Shortened deadline for 2020 Census, COVID-19 causes challenges in acquiring accurate population count, experts say

Lauren Goodman

Ezequiel Lozano, a chemistry and public health sophomore, says he has been the only person canvassing neighborhoods in his hometown of Coolidge, Texas to ask people to take the 2020 census questionnaire. 

“I found excitement in the way I can contribute in shaping the future of not only myself, but my family, colleagues, friends and every citizen within the United States,” Lozano said. 

The U.S. Census Bureau will end field data collection and self-response options for the 2020 census count on Sept. 30, instead of the Oct. 31 date that the deadline was originally extended to in response to the pandemic. According to the Bureau’s press release, this change was so that states’ population counts would be submitted on time to the president by Dec. 31.
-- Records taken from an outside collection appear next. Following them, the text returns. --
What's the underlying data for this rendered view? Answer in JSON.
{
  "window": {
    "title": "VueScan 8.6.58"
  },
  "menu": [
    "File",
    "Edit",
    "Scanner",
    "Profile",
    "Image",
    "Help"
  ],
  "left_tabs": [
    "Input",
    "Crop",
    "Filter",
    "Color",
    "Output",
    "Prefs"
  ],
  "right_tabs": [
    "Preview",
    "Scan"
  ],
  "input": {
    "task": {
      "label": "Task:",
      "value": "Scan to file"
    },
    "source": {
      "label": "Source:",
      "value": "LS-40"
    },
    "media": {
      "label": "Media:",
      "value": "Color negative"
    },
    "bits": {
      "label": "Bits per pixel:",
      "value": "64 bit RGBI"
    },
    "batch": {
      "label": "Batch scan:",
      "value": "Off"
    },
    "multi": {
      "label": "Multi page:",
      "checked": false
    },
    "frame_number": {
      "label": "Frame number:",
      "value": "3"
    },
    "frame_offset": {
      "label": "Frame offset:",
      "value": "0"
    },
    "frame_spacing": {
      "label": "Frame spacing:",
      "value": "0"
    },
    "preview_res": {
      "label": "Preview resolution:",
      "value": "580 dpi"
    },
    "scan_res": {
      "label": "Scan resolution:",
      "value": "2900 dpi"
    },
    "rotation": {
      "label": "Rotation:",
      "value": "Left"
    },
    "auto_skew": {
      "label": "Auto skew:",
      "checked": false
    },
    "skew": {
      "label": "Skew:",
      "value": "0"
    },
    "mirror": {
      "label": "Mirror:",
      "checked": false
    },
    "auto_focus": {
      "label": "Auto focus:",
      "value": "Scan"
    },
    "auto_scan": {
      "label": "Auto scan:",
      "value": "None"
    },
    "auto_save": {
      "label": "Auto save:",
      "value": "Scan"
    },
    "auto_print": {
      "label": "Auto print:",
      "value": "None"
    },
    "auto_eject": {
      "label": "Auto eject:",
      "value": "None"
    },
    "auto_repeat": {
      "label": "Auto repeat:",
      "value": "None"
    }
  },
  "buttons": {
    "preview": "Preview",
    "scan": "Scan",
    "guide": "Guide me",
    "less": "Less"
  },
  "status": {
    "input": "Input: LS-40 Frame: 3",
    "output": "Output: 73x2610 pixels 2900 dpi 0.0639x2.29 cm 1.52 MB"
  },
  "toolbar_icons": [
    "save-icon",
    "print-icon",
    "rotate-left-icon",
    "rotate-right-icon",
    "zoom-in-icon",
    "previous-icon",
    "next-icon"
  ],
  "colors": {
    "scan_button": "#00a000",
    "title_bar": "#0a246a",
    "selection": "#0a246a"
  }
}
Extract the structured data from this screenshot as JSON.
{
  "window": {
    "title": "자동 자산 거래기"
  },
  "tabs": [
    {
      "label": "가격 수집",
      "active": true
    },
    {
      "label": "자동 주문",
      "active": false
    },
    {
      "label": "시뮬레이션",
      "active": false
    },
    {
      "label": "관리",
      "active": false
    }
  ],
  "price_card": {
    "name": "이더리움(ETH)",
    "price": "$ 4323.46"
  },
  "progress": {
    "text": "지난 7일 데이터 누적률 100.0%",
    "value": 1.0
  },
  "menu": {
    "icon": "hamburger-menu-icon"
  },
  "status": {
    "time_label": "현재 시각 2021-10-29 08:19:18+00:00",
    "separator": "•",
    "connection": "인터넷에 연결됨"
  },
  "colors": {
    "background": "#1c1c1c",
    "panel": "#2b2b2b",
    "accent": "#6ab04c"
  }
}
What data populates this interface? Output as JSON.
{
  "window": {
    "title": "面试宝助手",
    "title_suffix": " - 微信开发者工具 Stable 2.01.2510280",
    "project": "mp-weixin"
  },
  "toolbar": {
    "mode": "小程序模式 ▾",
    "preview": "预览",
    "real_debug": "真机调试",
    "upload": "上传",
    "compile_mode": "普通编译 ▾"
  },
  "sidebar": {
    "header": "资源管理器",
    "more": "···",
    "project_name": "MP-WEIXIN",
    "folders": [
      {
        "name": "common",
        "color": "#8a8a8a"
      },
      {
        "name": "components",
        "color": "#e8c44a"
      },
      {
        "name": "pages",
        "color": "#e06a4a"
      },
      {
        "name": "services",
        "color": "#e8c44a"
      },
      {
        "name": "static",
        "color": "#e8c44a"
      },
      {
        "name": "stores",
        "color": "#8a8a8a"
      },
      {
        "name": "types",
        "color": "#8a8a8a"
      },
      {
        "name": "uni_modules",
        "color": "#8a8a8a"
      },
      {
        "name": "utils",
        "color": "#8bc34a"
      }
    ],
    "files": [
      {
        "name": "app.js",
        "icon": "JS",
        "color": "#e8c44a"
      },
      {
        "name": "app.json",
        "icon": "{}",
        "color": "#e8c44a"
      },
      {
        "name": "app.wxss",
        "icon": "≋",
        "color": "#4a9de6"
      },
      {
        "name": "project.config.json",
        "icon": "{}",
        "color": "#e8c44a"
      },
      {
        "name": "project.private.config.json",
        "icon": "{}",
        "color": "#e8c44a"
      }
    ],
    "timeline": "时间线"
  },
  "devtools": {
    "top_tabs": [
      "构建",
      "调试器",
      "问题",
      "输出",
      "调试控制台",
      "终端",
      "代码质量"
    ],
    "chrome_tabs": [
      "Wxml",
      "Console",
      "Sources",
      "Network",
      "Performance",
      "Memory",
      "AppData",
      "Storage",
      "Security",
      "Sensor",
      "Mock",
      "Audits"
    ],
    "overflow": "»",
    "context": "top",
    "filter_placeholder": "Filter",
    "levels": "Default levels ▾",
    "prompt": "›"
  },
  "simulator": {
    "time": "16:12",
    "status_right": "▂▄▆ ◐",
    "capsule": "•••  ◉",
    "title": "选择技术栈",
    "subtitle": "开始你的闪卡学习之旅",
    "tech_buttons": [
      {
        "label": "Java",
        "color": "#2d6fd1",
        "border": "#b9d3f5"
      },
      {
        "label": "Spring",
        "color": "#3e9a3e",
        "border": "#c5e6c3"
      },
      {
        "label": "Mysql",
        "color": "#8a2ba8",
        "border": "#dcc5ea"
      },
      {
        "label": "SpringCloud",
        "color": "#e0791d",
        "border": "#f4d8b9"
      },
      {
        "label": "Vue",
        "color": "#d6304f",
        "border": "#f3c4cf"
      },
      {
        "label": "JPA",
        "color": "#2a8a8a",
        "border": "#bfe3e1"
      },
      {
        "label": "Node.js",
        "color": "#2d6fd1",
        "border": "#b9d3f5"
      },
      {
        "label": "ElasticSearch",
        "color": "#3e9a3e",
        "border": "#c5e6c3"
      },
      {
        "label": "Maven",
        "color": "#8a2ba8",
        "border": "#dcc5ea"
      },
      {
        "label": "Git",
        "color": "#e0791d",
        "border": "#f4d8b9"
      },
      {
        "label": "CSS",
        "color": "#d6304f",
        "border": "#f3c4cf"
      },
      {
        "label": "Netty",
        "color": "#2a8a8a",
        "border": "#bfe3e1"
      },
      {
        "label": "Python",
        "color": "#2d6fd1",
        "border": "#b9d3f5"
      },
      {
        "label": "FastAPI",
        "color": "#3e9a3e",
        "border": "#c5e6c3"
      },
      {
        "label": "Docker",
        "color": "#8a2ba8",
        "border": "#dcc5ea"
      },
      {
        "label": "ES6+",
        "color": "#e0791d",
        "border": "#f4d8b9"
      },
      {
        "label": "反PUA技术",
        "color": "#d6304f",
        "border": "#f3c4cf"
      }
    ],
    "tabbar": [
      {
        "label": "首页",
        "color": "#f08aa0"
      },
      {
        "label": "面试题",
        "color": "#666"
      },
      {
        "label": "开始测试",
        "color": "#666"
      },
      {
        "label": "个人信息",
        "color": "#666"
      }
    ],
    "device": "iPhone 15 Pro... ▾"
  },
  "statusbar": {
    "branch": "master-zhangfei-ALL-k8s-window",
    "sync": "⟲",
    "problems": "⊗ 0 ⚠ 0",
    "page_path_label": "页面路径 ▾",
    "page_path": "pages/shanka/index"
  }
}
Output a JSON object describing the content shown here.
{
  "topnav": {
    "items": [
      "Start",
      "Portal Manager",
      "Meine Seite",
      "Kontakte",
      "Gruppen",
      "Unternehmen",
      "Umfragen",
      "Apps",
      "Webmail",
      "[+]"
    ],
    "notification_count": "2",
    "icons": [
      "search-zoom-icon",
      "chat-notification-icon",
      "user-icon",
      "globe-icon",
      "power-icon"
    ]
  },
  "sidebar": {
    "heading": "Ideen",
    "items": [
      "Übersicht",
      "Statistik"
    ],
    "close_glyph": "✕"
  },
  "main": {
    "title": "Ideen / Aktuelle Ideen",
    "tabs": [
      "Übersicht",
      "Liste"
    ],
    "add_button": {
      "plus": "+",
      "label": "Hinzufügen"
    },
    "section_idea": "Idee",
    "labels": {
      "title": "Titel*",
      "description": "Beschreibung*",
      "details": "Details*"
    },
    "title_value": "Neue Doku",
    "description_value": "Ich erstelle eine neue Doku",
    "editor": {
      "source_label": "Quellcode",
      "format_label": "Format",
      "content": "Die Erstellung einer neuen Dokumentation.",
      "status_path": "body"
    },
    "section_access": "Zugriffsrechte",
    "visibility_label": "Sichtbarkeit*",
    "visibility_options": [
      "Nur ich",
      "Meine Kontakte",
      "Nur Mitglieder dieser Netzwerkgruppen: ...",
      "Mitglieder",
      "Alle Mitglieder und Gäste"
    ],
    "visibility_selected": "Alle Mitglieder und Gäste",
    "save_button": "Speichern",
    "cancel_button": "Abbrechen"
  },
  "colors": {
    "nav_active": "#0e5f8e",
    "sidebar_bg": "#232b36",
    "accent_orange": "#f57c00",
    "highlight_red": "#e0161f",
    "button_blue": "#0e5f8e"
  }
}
Jeremi Suri, a history and public policy professor, said the shortened deadline will make the census less accurate because census takers have less time to collect important information.

“If residents of the U.S. are not counted for whatever reason, that means that they will be underrepresented in Congress and in their state legislature …  they will not get the federal aid for their schools and their communities,” Suri said. “There's a long history of undercounting groups as a way of disenfranchising and discriminating against people.”

As per census rules, students living on-campus in college dormitories are counted as a part of the Census Bureau’s Group Quarter Operation, which also is used to count those in nursing homes, group homes and prisons. 

Students living off-campus should count their residence on census forms as “where they live and sleep most of the time.” Students should be counted at school even if they are living elsewhere due to the pandemic, according to the census rules. Students can still complete the census form online at


On July 21, President Trump issued a memo stating undocumented residents should not be counted in the 2020 census which will be used to reapportion representatives. According to the Bureau’s website, the census counts the total resident population, including citizens and non-citizens. Information gathered “cannot be used against respondents by any government agency or court” under Title 13 of the U.S. Code.

Lozano said towns with a large Hispanic and undocumented population will likely be undercounted because of the memo. 

“They believe that this decision has a stigma where, ‘If I give out my information, then possibly this is going to be shared with the immigration customs,’” Lozano said. “(Some people) refused to even give me their information, although it was going to be confidential.”

Julia Zorzanello Byron, a leader of the Austin LGBTQI+ Census Committee, said the COVID-19 pandemic and new deadline have been a “cosmic misfortune” for marginalized groups because it may undermine their representation.

“The fact that (the census) will have that impact and undermine those communities for 10 years — a whole decade — is unforgivable, really,” Byron said.